What do you read? What are your favorite books and who are your favorite authors?
Although a lot of people who wrote in the fantasy genre would always point out how JRR Tolkien would inspire them (though he did help to inspire my imagination) but my heart lies with two distinguishable authors – Robin Hobb and Bernard Cornwall – one wrote historical fiction and the other fantasy – but both wrote such inspired novels that I fell in love with how they write almost immediately. Not only could you fall in love with their writing styles but also with their immersive worlds in which you felt entrapped with the characters that they wrote so well into the novels.
I love the last kingdom series by Bernard Cornwall and also Robin Hobb’s Fitz and the fool series too.
Do you have any advice for someone starting out as a writer?

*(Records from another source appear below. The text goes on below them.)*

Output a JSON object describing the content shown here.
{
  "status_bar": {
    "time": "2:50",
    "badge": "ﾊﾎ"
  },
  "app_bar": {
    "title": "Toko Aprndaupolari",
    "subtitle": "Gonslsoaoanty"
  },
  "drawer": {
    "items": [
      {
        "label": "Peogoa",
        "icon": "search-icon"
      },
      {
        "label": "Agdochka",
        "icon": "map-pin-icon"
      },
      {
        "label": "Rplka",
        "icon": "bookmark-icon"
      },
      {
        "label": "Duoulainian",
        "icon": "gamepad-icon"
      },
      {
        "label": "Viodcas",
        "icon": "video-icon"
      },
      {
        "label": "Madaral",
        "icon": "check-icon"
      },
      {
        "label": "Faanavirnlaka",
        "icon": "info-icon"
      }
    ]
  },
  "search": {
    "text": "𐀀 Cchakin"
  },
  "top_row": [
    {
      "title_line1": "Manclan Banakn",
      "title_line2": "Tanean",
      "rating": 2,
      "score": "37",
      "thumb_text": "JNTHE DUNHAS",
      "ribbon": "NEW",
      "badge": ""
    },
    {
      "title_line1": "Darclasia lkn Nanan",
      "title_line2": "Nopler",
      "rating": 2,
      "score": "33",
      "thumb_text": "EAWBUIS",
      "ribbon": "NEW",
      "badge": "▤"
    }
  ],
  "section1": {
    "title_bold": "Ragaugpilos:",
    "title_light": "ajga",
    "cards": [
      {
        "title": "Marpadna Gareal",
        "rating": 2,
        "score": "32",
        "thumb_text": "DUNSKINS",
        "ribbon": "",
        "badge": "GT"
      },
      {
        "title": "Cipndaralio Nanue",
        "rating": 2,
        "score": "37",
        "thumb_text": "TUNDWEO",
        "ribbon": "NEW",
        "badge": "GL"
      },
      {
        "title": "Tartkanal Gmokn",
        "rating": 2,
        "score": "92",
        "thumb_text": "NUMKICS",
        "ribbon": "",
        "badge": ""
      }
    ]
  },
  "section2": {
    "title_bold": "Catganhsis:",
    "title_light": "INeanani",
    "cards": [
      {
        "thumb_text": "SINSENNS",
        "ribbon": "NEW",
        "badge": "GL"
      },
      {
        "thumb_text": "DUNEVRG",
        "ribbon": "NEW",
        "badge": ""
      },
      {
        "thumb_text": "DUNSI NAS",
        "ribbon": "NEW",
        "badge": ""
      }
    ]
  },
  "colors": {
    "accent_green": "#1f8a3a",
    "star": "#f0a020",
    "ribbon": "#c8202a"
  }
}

Never give up. If you have written a novel already but are finding it tiring to find someone who would take it on or failing at several crowdfunding sites, never ever give in. You will be amazed at what might happen if you keep on pushing.
You will find that other authors you will come across will help you, whether it be feedback, sharing or even helping by buying a copy of your work, the people you will meet will help in more ways than one.
I suggest that if you don’t use Inkshares to crowdfund you work, at least upload your draft and several chapters, gather followers to your work and generate helpful comments and feedback. The new authors and even the readers on Inkshares are lovely people to get in contact with and there are even forums to help support you even more.
Is there anything else you’d like to share?
A lot of people would normally think “you don’t need to do research for a make believe world” but I can’t stress how much that is wrong. Doing research within the fantasy genre is essential to making a believable world even if it is practical research that you do. Historical history is a must to gleam insights into what your world could be like and it could even give you ideas for your story but another must read is actual events that have happened, religion, societies and communities all give you that edge to your believable world.
For my book I actually took up horse riding to be able to write in detail what and how it felt and even to fasten up or clean the tackle, saddle and girth. But I actually wanted to do horse riding my whole life, so that fulfilled a dream of mine at the same time. Doing this just gives you that more of an edge to your new book.
I would like to thank Kirsty for her time.
Copyright: Kirsty L Jennings